Bryan is a Maintenance & Reliability Leader at Bowery Farming and the owner of Align Machine Company. He’s a true expert when it comes to maximizing machine availability and improving operational efficiency.
by Phil Swanton
When planning and scheduling, we need to have estimated hours to be able to schedule efficiently. Without estimated hours it makes it close to impossible to know your resource consumption. To take your scheduling efforts to the next level you need to understand the difference between Duration of job vs. labor hours required to perform the tasks.
DigitalituM is a leading provider of cutting-edge digitalization tools for the manufacturing sector. With their expertise and dedication, they empower businesses to embrace the potential of AI, AR, and VR to streamline operations, enhance productivity, and boost overall reliability.
This mindset I have and bring to my client’s struggling businesses did not get built overnight. It took years of conscious concentration to develop the discipline that says basically, if something goes wrong, it was probably my fault. Either I didn’t plan or predict a problem, or I didn’t solve the problem before it happened a second time; but now the burden is on me to solve it.
Luckily I have a few tips on how to develop a self-ownership mindset.
The focus on attention to detail is one of the most critical portions of self-ownership. Everyone can walk by trash, but when the leader does it, it’s sending a message. The focus on attention to detail, especially in contracts, is best illustrated by the famous rock group, Van Halen.
Rock stars are able to put seemingly insane requests into what they need from the venues they perform at, and Van Halen was no different. After all, they’re the reason venues can charge hundreds of dollars per seat, they can choose to be picky.[Read more…]
Think back to the restaurant mess we talked about a few pages back, who was responsible?
The lesson for grown-ups (and more importantly executives and business leaders) from The Boy Who Cried Wolf is that the boy was at fault when he lied the first time, but the person who was really responsible for the sheep being lost was the shepherd who left his flock with a boy who he knew couldn’t be trusted.[Read more…]
A good mental framework to have is that instead of you pushing towards accomplishing goals, you think about what things you have to “pull” to get to the end game. The subtle shift in the thinking will position you to find more creative solutions to problems. A very frequent problem with management who doesn’t really know how to solve problems is saying things like “work harder”. If we just turn up the Hard Work Dial to 11, then the problems will go away, obviously. Instead if we looked at what is stopping the success and actively worked on removing those problems, we’d be able to remove the stress of failure without having to break the Hard Work Dial.[Read more…]

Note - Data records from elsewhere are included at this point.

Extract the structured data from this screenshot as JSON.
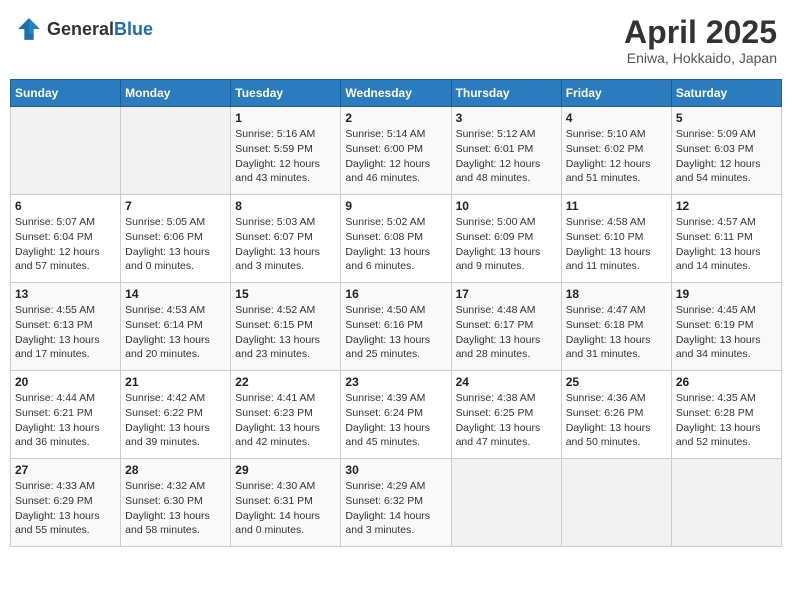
{
  "header": {
    "logo_general": "General",
    "logo_blue": "Blue",
    "title": "April 2025",
    "subtitle": "Eniwa, Hokkaido, Japan"
  },
  "weekdays": [
    "Sunday",
    "Monday",
    "Tuesday",
    "Wednesday",
    "Thursday",
    "Friday",
    "Saturday"
  ],
  "weeks": [
    [
      {
        "num": "",
        "info": ""
      },
      {
        "num": "",
        "info": ""
      },
      {
        "num": "1",
        "info": "Sunrise: 5:16 AM\nSunset: 5:59 PM\nDaylight: 12 hours and 43 minutes."
      },
      {
        "num": "2",
        "info": "Sunrise: 5:14 AM\nSunset: 6:00 PM\nDaylight: 12 hours and 46 minutes."
      },
      {
        "num": "3",
        "info": "Sunrise: 5:12 AM\nSunset: 6:01 PM\nDaylight: 12 hours and 48 minutes."
      },
      {
        "num": "4",
        "info": "Sunrise: 5:10 AM\nSunset: 6:02 PM\nDaylight: 12 hours and 51 minutes."
      },
      {
        "num": "5",
        "info": "Sunrise: 5:09 AM\nSunset: 6:03 PM\nDaylight: 12 hours and 54 minutes."
      }
    ],
    [
      {
        "num": "6",
        "info": "Sunrise: 5:07 AM\nSunset: 6:04 PM\nDaylight: 12 hours and 57 minutes."
      },
      {
        "num": "7",
        "info": "Sunrise: 5:05 AM\nSunset: 6:06 PM\nDaylight: 13 hours and 0 minutes."
      },
      {
        "num": "8",
        "info": "Sunrise: 5:03 AM\nSunset: 6:07 PM\nDaylight: 13 hours and 3 minutes."
      },
      {
        "num": "9",
        "info": "Sunrise: 5:02 AM\nSunset: 6:08 PM\nDaylight: 13 hours and 6 minutes."
      },
      {
        "num": "10",
        "info": "Sunrise: 5:00 AM\nSunset: 6:09 PM\nDaylight: 13 hours and 9 minutes."
      },
      {
        "num": "11",
        "info": "Sunrise: 4:58 AM\nSunset: 6:10 PM\nDaylight: 13 hours and 11 minutes."
      },
      {
        "num": "12",
        "info": "Sunrise: 4:57 AM\nSunset: 6:11 PM\nDaylight: 13 hours and 14 minutes."
      }
    ],
    [
      {
        "num": "13",
        "info": "Sunrise: 4:55 AM\nSunset: 6:13 PM\nDaylight: 13 hours and 17 minutes."
      },
      {
        "num": "14",
        "info": "Sunrise: 4:53 AM\nSunset: 6:14 PM\nDaylight: 13 hours and 20 minutes."
      },
      {
        "num": "15",
        "info": "Sunrise: 4:52 AM\nSunset: 6:15 PM\nDaylight: 13 hours and 23 minutes."
      },
      {
        "num": "16",
        "info": "Sunrise: 4:50 AM\nSunset: 6:16 PM\nDaylight: 13 hours and 25 minutes."
      },
      {
        "num": "17",
        "info": "Sunrise: 4:48 AM\nSunset: 6:17 PM\nDaylight: 13 hours and 28 minutes."
      },
      {
        "num": "18",
        "info": "Sunrise: 4:47 AM\nSunset: 6:18 PM\nDaylight: 13 hours and 31 minutes."
      },
      {
        "num": "19",
        "info": "Sunrise: 4:45 AM\nSunset: 6:19 PM\nDaylight: 13 hours and 34 minutes."
      }
    ],
    [
      {
        "num": "20",
        "info": "Sunrise: 4:44 AM\nSunset: 6:21 PM\nDaylight: 13 hours and 36 minutes."
      },
      {
        "num": "21",
        "info": "Sunrise: 4:42 AM\nSunset: 6:22 PM\nDaylight: 13 hours and 39 minutes."
      },
      {
        "num": "22",
        "info": "Sunrise: 4:41 AM\nSunset: 6:23 PM\nDaylight: 13 hours and 42 minutes."
      },
      {
        "num": "23",
        "info": "Sunrise: 4:39 AM\nSunset: 6:24 PM\nDaylight: 13 hours and 45 minutes."
      },
      {
        "num": "24",
        "info": "Sunrise: 4:38 AM\nSunset: 6:25 PM\nDaylight: 13 hours and 47 minutes."
      },
      {
        "num": "25",
        "info": "Sunrise: 4:36 AM\nSunset: 6:26 PM\nDaylight: 13 hours and 50 minutes."
      },
      {
        "num": "26",
        "info": "Sunrise: 4:35 AM\nSunset: 6:28 PM\nDaylight: 13 hours and 52 minutes."
      }
    ],
    [
      {
        "num": "27",
        "info": "Sunrise: 4:33 AM\nSunset: 6:29 PM\nDaylight: 13 hours and 55 minutes."
      },
      {
        "num": "28",
        "info": "Sunrise: 4:32 AM\nSunset: 6:30 PM\nDaylight: 13 hours and 58 minutes."
      },
      {
        "num": "29",
        "info": "Sunrise: 4:30 AM\nSunset: 6:31 PM\nDaylight: 14 hours and 0 minutes."
      },
      {
        "num": "30",
        "info": "Sunrise: 4:29 AM\nSunset: 6:32 PM\nDaylight: 14 hours and 3 minutes."
      },
      {
        "num": "",
        "info": ""
      },
      {
        "num": "",
        "info": ""
      },
      {
        "num": "",
        "info": ""
      }
    ]
  ]
}
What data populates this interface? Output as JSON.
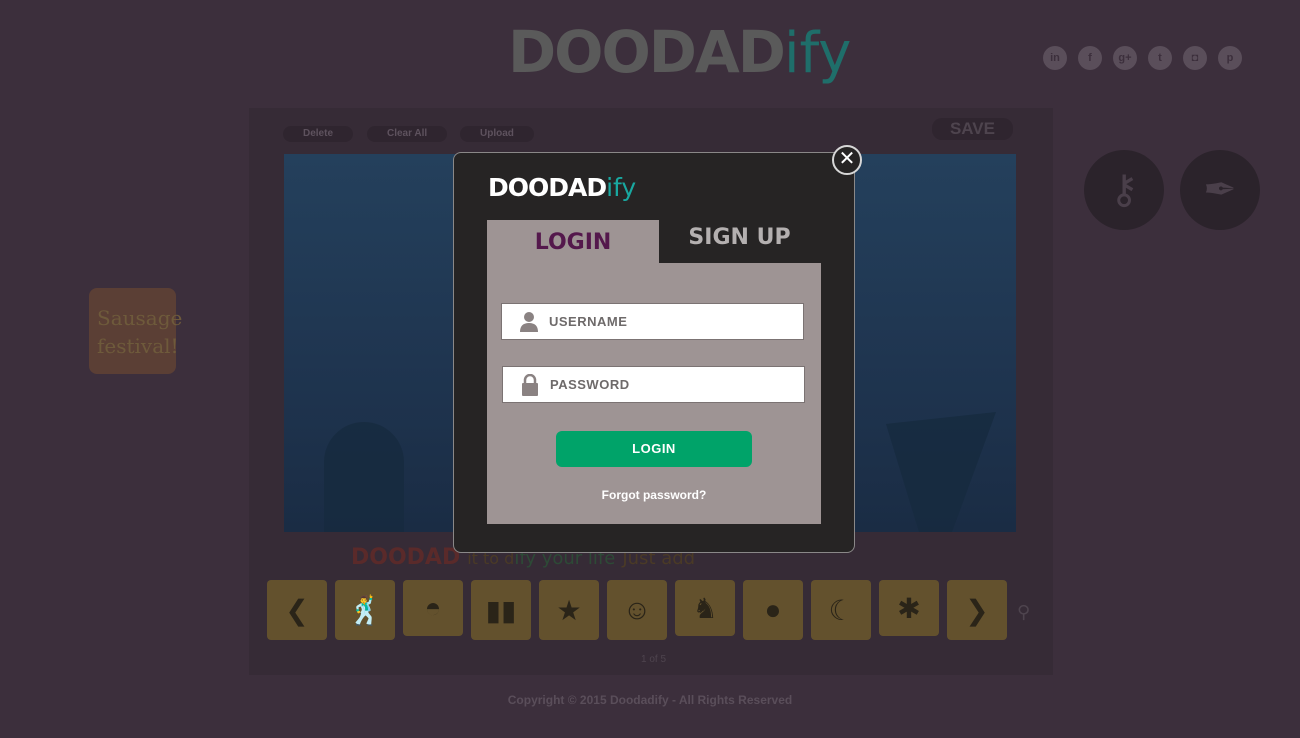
{
  "header": {
    "logo_main": "DOODAD",
    "logo_suffix": "ify",
    "social": [
      {
        "icon": "linkedin-icon",
        "glyph": "in"
      },
      {
        "icon": "facebook-icon",
        "glyph": "f"
      },
      {
        "icon": "google-plus-icon",
        "glyph": "g+"
      },
      {
        "icon": "twitter-icon",
        "glyph": "t"
      },
      {
        "icon": "instagram-icon",
        "glyph": "◘"
      },
      {
        "icon": "pinterest-icon",
        "glyph": "p"
      }
    ]
  },
  "toolbar": {
    "delete_label": "Delete",
    "clear_label": "Clear All",
    "upload_label": "Upload",
    "save_label": "SAVE"
  },
  "tagline": {
    "part1": "DOODAD",
    "part2": "it to d",
    "part3": "ify your life",
    "part4": "Just add"
  },
  "pager": "1 of 5",
  "note": {
    "text": "Sausage festival!"
  },
  "copyright": "Copyright © 2015 Doodadify - All Rights Reserved",
  "modal": {
    "logo_main": "DOODAD",
    "logo_suffix": "ify",
    "close_glyph": "✕",
    "tabs": {
      "login": "LOGIN",
      "signup": "SIGN UP"
    },
    "username_placeholder": "USERNAME",
    "password_placeholder": "PASSWORD",
    "login_button": "LOGIN",
    "forgot_link": "Forgot password?"
  },
  "colors": {
    "backdrop": "#3c2f3c",
    "login_button": "#00a369",
    "active_tab_text": "#54184c",
    "accent_ify": "#19a8a0"
  }
}
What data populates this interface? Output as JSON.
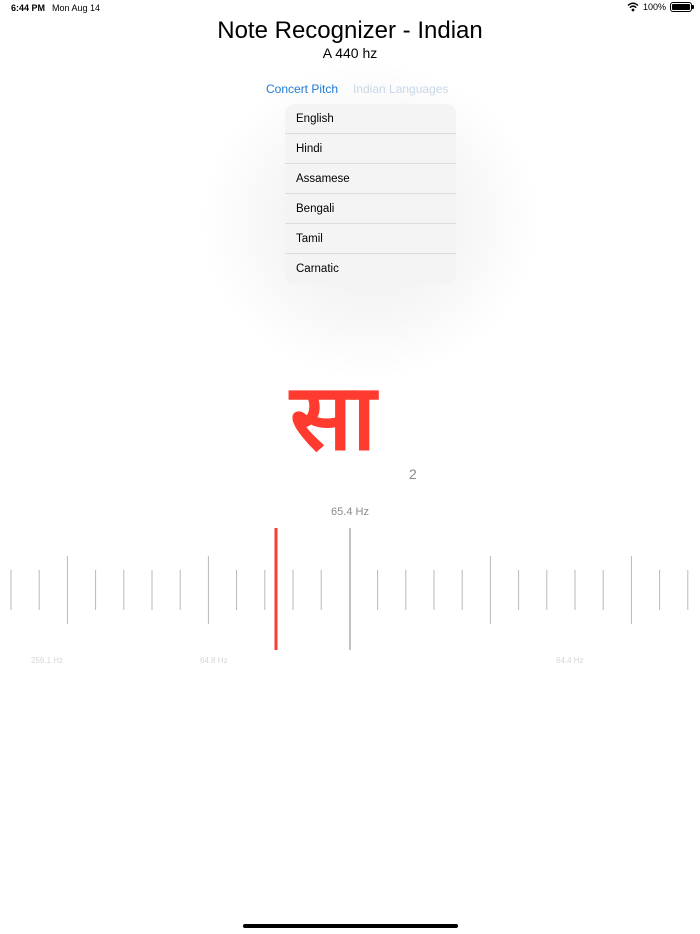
{
  "status": {
    "time": "6:44 PM",
    "date": "Mon Aug 14",
    "battery": "100%"
  },
  "app": {
    "title": "Note Recognizer - Indian",
    "subtitle": "A 440 hz"
  },
  "segments": {
    "concert": "Concert Pitch",
    "indian": "Indian Languages"
  },
  "menu": {
    "items": [
      "English",
      "Hindi",
      "Assamese",
      "Bengali",
      "Tamil",
      "Carnatic"
    ]
  },
  "reading": {
    "note": "सा",
    "octave": "2",
    "frequency": "65.4 Hz"
  },
  "scale_labels": {
    "left": "256.1 Hz",
    "mid": "64.8 Hz",
    "right": "64.4 Hz"
  },
  "colors": {
    "accent": "#ff3b30",
    "link": "#1d7bd6"
  }
}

Here’s a common situation that most of us have experienced in our careers or education:
You’re working on a project with a tight deadline, the task is do-able, but difficult. Everyone has their specific tasks assigned, and the whole team is working together on a final document to turn in. Your section is the financial analysis portion of the project.[Read more…]
We’ve spoken enough about the psychology of self-discipline, let’s get into actionable steps, things that are easy to remember and implement on a day to day basis. If writing some of these down on a post-it note help remind you, do it.[Read more…]
Self-discipline can be broken into two portions: the will to get the actions turned into habits, and the ability to create incentives to keep the habits going, long after passion fades away.
The first thing we need to do is set some clear goals, which you can take from the personal development plan we created earlier. Next we’re going to look at the time audit we did where we broke everything into ten minute sections. We’re going to act like project managers for our days, and we’re going to micro-manage our time (to start) to make sure that our time we plan on investing in our goals is actually implemented.[Read more…]
In our previous chapters, we talked about how the topics of the three previous chapters work together. In our analogy, we’re sailing a sailboat to the North Pole.
This is done by using self-awareness as an understanding of where your starting point on the journey is, with a focus on radical honesty, as lying to yourself is as useless as not even starting to reflect.[Read more…]
We now know how to audit our time, to assess our self-leadership, but we can help even further explain how to become more effective and efficient leaders of ourselves.
The first thing we need to do is be empowered to make our own strategy. This comes with a few requirements.[Read more…]
We have a very special guest, Cody Jackson, the owner of EffectivePdM, who will be sharing valuable insights on how to avoid costly unplanned downtime, eliminate electrical hazards, and transform your facilities into streamlined profitability machines through executing PdM inspections. 🛠️ Tune in now to learn more!
Self-leadership is the constant step of focusing on forward motion, and taking out your compass to make sure you’re always still heading north. Constant action in the wrong direction can be just as harmful as standing still, sometimes worse.
This is a constant three step process. As your journey keeps moving forward, you need to keep checking your sails to make sure the wind is moving you in any direction: this is self-leadership.[Read more…]